**WORK INSTRUCTIONS**
Of the lines below, copy those that hold the word "selected".

**DATA FOR REVIEW**

┌──

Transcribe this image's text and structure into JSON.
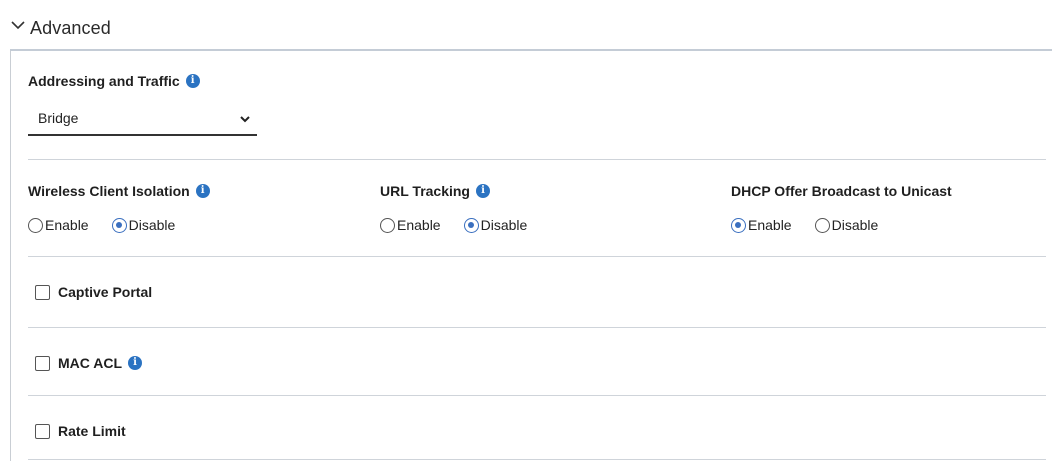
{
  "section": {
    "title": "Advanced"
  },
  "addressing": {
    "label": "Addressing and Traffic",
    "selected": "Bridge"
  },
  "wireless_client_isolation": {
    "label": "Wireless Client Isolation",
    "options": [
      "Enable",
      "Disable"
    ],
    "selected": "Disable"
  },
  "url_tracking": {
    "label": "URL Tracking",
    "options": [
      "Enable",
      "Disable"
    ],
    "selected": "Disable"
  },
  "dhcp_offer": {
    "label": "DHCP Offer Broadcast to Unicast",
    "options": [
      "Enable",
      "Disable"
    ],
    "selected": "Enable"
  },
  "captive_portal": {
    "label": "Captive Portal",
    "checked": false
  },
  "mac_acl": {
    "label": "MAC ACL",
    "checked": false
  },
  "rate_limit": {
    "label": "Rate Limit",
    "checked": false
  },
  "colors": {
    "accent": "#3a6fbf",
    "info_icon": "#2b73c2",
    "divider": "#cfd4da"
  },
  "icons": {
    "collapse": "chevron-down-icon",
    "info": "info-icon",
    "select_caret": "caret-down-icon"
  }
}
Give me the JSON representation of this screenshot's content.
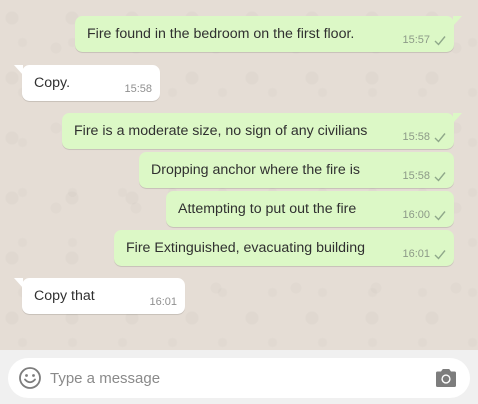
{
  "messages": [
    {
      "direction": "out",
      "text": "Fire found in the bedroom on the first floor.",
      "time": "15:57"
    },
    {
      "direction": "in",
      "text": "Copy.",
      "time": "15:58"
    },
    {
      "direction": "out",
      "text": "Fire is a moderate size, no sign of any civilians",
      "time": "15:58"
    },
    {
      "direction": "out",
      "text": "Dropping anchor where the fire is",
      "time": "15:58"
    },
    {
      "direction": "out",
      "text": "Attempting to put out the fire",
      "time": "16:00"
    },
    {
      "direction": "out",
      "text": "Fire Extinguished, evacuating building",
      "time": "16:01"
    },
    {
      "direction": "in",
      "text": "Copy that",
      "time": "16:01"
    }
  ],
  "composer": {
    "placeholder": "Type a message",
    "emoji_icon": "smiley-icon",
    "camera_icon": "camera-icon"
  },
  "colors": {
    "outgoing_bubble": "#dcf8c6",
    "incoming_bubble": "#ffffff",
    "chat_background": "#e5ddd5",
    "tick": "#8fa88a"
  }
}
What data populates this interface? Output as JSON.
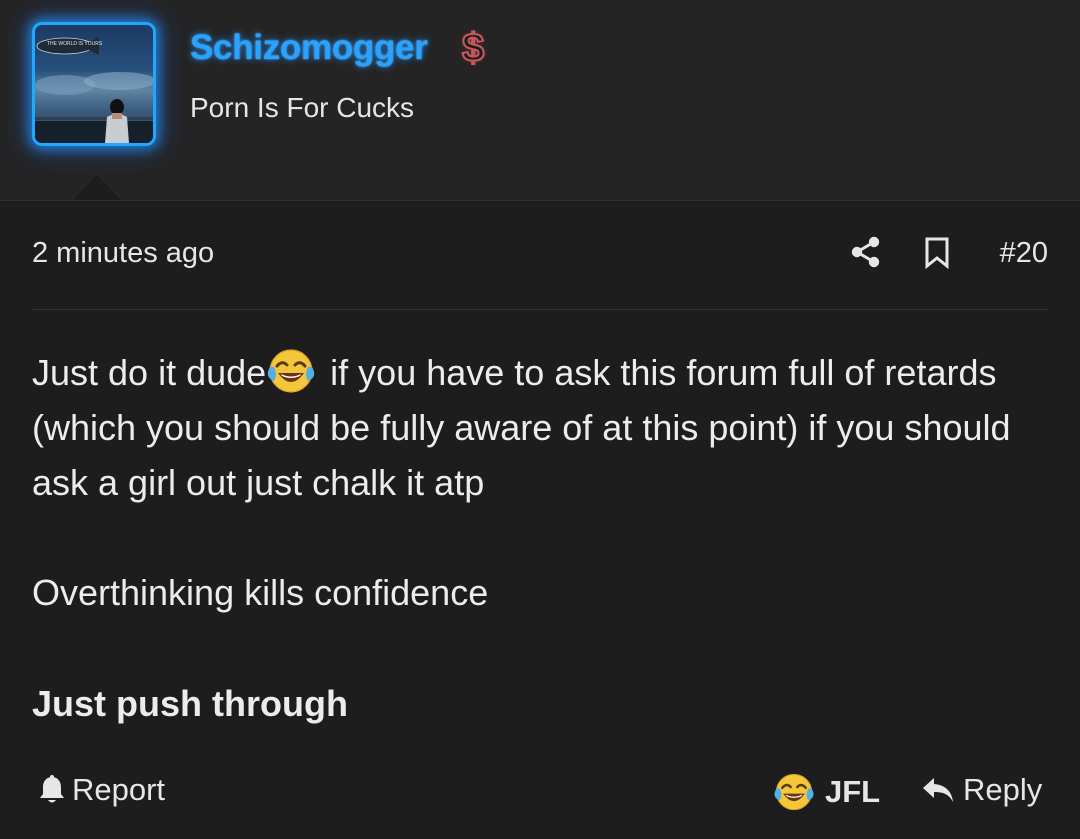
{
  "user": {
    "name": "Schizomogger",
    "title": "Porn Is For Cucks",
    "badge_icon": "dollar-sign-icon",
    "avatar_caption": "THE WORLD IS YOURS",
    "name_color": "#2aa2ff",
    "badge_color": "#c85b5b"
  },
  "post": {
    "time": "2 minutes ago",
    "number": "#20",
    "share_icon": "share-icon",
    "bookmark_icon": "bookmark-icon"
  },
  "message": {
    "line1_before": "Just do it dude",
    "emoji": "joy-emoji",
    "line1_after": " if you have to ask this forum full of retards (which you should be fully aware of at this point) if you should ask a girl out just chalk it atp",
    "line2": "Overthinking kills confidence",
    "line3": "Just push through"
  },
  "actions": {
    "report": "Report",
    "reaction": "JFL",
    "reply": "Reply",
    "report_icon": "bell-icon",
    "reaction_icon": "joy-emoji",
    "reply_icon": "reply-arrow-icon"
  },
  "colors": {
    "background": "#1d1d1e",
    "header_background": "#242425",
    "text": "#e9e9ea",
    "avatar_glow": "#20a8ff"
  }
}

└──

**COMPLETED EXERCISE**
    "selected": "Bridge"
    "selected": "Disable"
    "selected": "Disable"
    "selected": "Enable"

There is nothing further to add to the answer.